Today was the day for me to take control of the wheel and what better place than Death Valley with its tight twists and turns. No worries - we all know that corners are my speciality! I actually enjoyed the drive although I am not sure Stuart would agree. I am pleased to report that Stuart, the car, the good people of California and me are all still intact and fully functioning.
Death Valley is another surreal and wonderful sight to behold. Our first stop was the Badwater Salt Flats which is the lowest spot in the Western Hemisphere at 282 feet below sea level and supposedly one of the hottest! However, when we arrived we were greeted with hurricane like wind storms, cold temperatures, cloud and even a little bit of rain - what are the chances of that? I sensed we would not be requiring all of the 24 bottles of water we had in the boot of the car!
Walking on the Badwater Salt Flats required a certain amount of stamina and determination to keep upright due to the strength of the wind. It is a bit like walking on an ice rink without the worry of slipping over. It was great and the wind actually made it an even more fun experience.
I was now confident enough to take us on the Artist's Pallet Drive.
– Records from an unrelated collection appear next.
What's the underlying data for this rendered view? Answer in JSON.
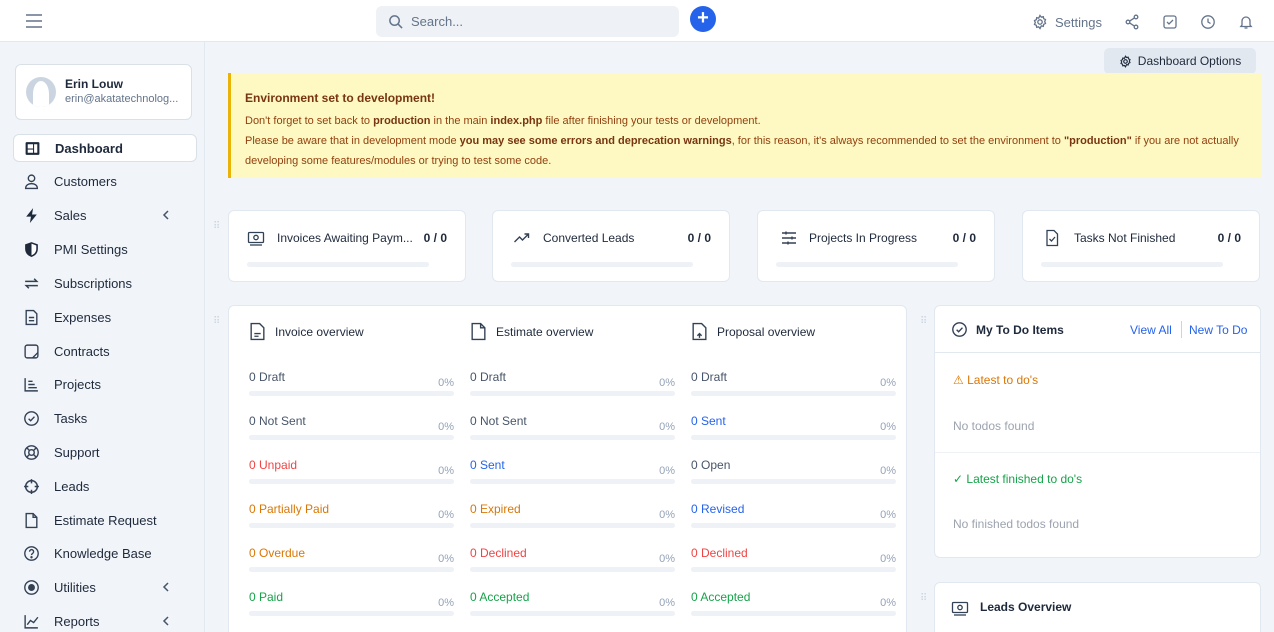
{
  "header": {
    "search_placeholder": "Search...",
    "add_label": "+",
    "settings_label": "Settings"
  },
  "user": {
    "name": "Erin Louw",
    "email": "erin@akatatechnolog..."
  },
  "sidebar": {
    "items": [
      {
        "label": "Dashboard",
        "icon": "dashboard-icon"
      },
      {
        "label": "Customers",
        "icon": "user-icon"
      },
      {
        "label": "Sales",
        "icon": "bolt-icon"
      },
      {
        "label": "PMI Settings",
        "icon": "shield-icon"
      },
      {
        "label": "Subscriptions",
        "icon": "repeat-icon"
      },
      {
        "label": "Expenses",
        "icon": "file-text-icon"
      },
      {
        "label": "Contracts",
        "icon": "contract-icon"
      },
      {
        "label": "Projects",
        "icon": "projects-icon"
      },
      {
        "label": "Tasks",
        "icon": "check-circle-icon"
      },
      {
        "label": "Support",
        "icon": "lifebuoy-icon"
      },
      {
        "label": "Leads",
        "icon": "target-icon"
      },
      {
        "label": "Estimate Request",
        "icon": "file-icon"
      },
      {
        "label": "Knowledge Base",
        "icon": "question-circle-icon"
      },
      {
        "label": "Utilities",
        "icon": "radio-icon"
      },
      {
        "label": "Reports",
        "icon": "chart-line-icon"
      }
    ]
  },
  "main": {
    "dashboard_options": "Dashboard Options",
    "alert": {
      "title": "Environment set to development!",
      "line1_a": "Don't forget to set back to ",
      "line1_b": "production",
      "line1_c": " in the main ",
      "line1_d": "index.php",
      "line1_e": " file after finishing your tests or development.",
      "line2_a": "Please be aware that in development mode ",
      "line2_b": "you may see some errors and deprecation warnings",
      "line2_c": ", for this reason, it's always recommended to set the environment to ",
      "line2_d": "\"production\"",
      "line2_e": " if you are not actually developing some features/modules or trying to test some code."
    },
    "stats": [
      {
        "label": "Invoices Awaiting Paym...",
        "value": "0 / 0",
        "icon": "invoice-icon"
      },
      {
        "label": "Converted Leads",
        "value": "0 / 0",
        "icon": "trending-up-icon"
      },
      {
        "label": "Projects In Progress",
        "value": "0 / 0",
        "icon": "sliders-icon"
      },
      {
        "label": "Tasks Not Finished",
        "value": "0 / 0",
        "icon": "task-icon"
      }
    ],
    "overviews": [
      {
        "title": "Invoice overview",
        "rows": [
          {
            "label": "0 Draft",
            "pct": "0%",
            "color": "#475569"
          },
          {
            "label": "0 Not Sent",
            "pct": "0%",
            "color": "#475569"
          },
          {
            "label": "0 Unpaid",
            "pct": "0%",
            "color": "#ef4444"
          },
          {
            "label": "0 Partially Paid",
            "pct": "0%",
            "color": "#d97706"
          },
          {
            "label": "0 Overdue",
            "pct": "0%",
            "color": "#d97706"
          },
          {
            "label": "0 Paid",
            "pct": "0%",
            "color": "#16a34a"
          }
        ]
      },
      {
        "title": "Estimate overview",
        "rows": [
          {
            "label": "0 Draft",
            "pct": "0%",
            "color": "#475569"
          },
          {
            "label": "0 Not Sent",
            "pct": "0%",
            "color": "#475569"
          },
          {
            "label": "0 Sent",
            "pct": "0%",
            "color": "#2563eb"
          },
          {
            "label": "0 Expired",
            "pct": "0%",
            "color": "#d97706"
          },
          {
            "label": "0 Declined",
            "pct": "0%",
            "color": "#ef4444"
          },
          {
            "label": "0 Accepted",
            "pct": "0%",
            "color": "#16a34a"
          }
        ]
      },
      {
        "title": "Proposal overview",
        "rows": [
          {
            "label": "0 Draft",
            "pct": "0%",
            "color": "#475569"
          },
          {
            "label": "0 Sent",
            "pct": "0%",
            "color": "#2563eb"
          },
          {
            "label": "0 Open",
            "pct": "0%",
            "color": "#475569"
          },
          {
            "label": "0 Revised",
            "pct": "0%",
            "color": "#2563eb"
          },
          {
            "label": "0 Declined",
            "pct": "0%",
            "color": "#ef4444"
          },
          {
            "label": "0 Accepted",
            "pct": "0%",
            "color": "#16a34a"
          }
        ]
      }
    ],
    "todo": {
      "title": "My To Do Items",
      "view_all": "View All",
      "new_todo": "New To Do",
      "latest": "Latest to do's",
      "no_todos": "No todos found",
      "latest_finished": "Latest finished to do's",
      "no_finished": "No finished todos found"
    },
    "leads": {
      "title": "Leads Overview"
    }
  }
}
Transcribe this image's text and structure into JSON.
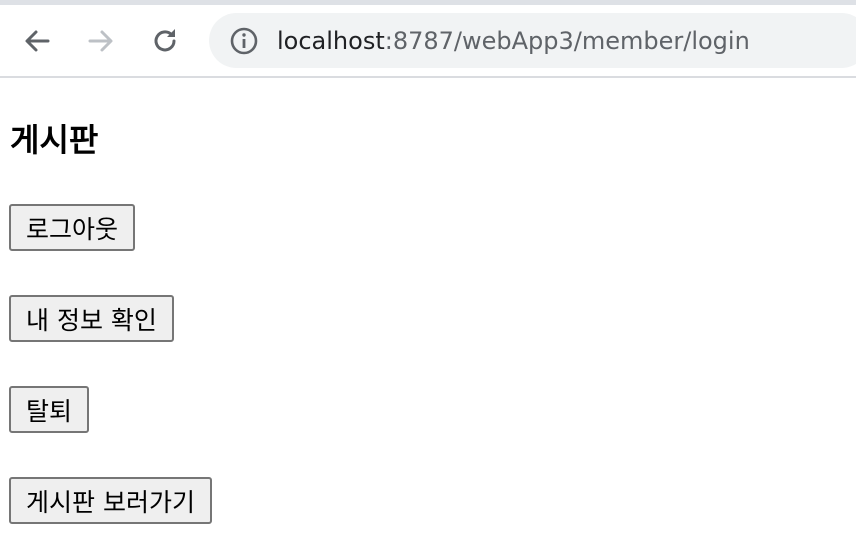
{
  "browser": {
    "url_host": "localhost",
    "url_rest": ":8787/webApp3/member/login",
    "icons": {
      "back": "back-arrow-icon",
      "forward": "forward-arrow-icon",
      "reload": "reload-icon",
      "info": "info-icon"
    }
  },
  "page": {
    "heading": "게시판",
    "buttons": {
      "logout": "로그아웃",
      "my_info": "내 정보 확인",
      "withdraw": "탈퇴",
      "view_board": "게시판 보러가기"
    }
  }
}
Here you get to see volcanic rocks and foothills of different shades of green, gold and pink. They were beautiful and the 'photos do not do the vivid colours justice. We decided to brave a walk up the hill, at which point I really thought I was going to have a Mary Poppin's moment and be blown away never to be seen again.
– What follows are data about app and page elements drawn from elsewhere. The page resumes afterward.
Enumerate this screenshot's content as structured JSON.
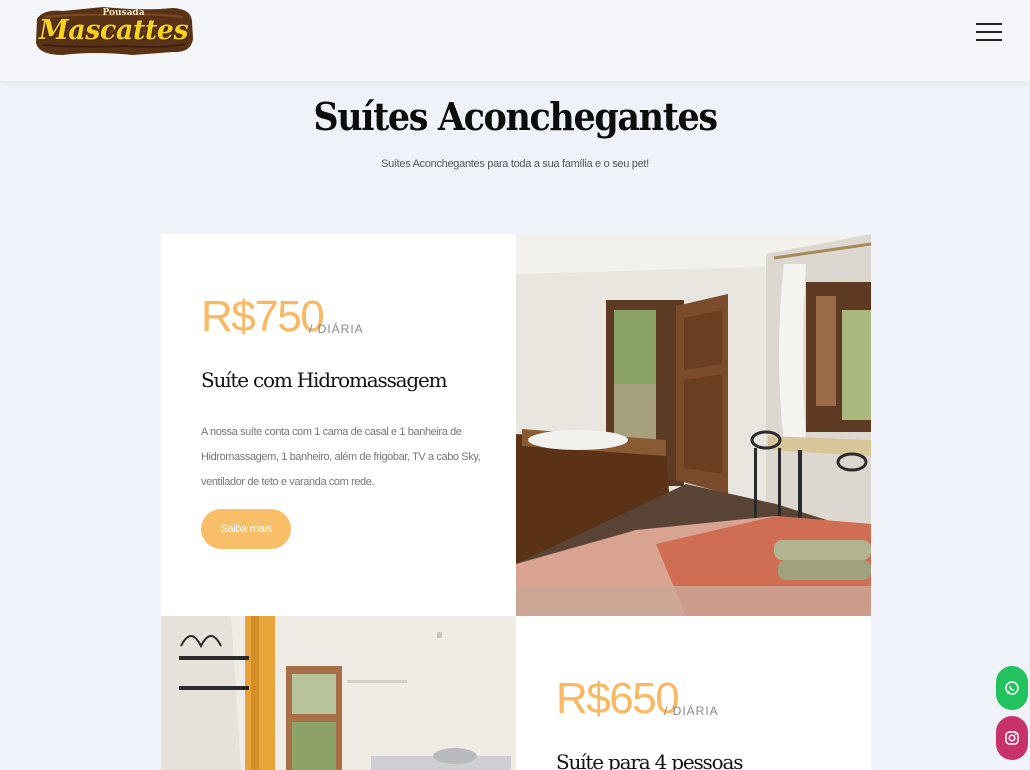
{
  "header": {
    "logo_small": "Pousada",
    "logo_main": "Mascattes"
  },
  "section": {
    "title": "Suítes Aconchegantes",
    "subtitle": "Suítes Aconchegantes para toda a sua família e o seu pet!"
  },
  "suites": [
    {
      "price": "R$750",
      "per": "/ DIÁRIA",
      "title": "Suíte com Hidromassagem",
      "description": "A nossa suíte conta com 1 cama de casal e 1 banheira de Hidromassagem, 1 banheiro, além de frigobar, TV a cabo Sky, ventilador de teto e varanda com rede.",
      "button": "Saiba mais"
    },
    {
      "price": "R$650",
      "per": "/ DIÁRIA",
      "title": "Suíte para 4 pessoas"
    }
  ],
  "floating": {
    "whatsapp_icon": "whatsapp-icon",
    "instagram_icon": "instagram-icon",
    "whatsapp_color": "#22c35e",
    "instagram_color": "#c8326b"
  },
  "colors": {
    "accent": "#f9b862",
    "background": "#eff3f9"
  }
}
Next stop was the Golden Canyon. Finally the wind had calmed a little and temperatures were starting to resemble desert like conditions. We took a short walk through the Canyon before driving onwards to Stovepipe Wells where we planned to have our picnic. The wind had picked up again and we ended up sitting in the front of the car eating our rice cakes - we looked like tourists visiting UK shores in the rain!
The sun again started to shine and it was time to brave the sand storms to experience the Sand Dunes at Mesquite Flat. These were stunning and provided me with the desert vistas that I had imagined. The only slight disappointment is that I did not get to see rolling tumbleweed which I really wanted to capture on camera. Stuart and I both enjoyed a bit of Sand Dune skiing and got covered head to toe in sand due to the storms. The car rental company are going to love us when we drop the car back!
Zabriskie Point was the next stop and the guide books are not lying when they say it is one of the Park's most scenic spots. I loved the 360 view of magnificent rock formations and their beauty rivalled some of the sights we saw in Yosemite.
Our final stop was Dante's View. Stuart was excited about this one because when he was here 14 years ago he saw views that stretched miles and miles which in his words 'really capture the essence of the desert'. The drive up is very narrow and steep and the closer we got to the top the cloudier it became. When we finally got to the top the rain was falling, the wind had picked up again and we were the only car in the car park! The view (or lack of it) was a little different to Stuart's memories and he was a little disappointed. I could see the funny side and the clouds did part every now and again so I got the gist of what Stuart experienced.
As an aside we stayed some 50 miles away from Death Valley in a small town called Parhump. The child in me loves this name! I'm popping off now in search of food which hopefully will not result in any Parhumping.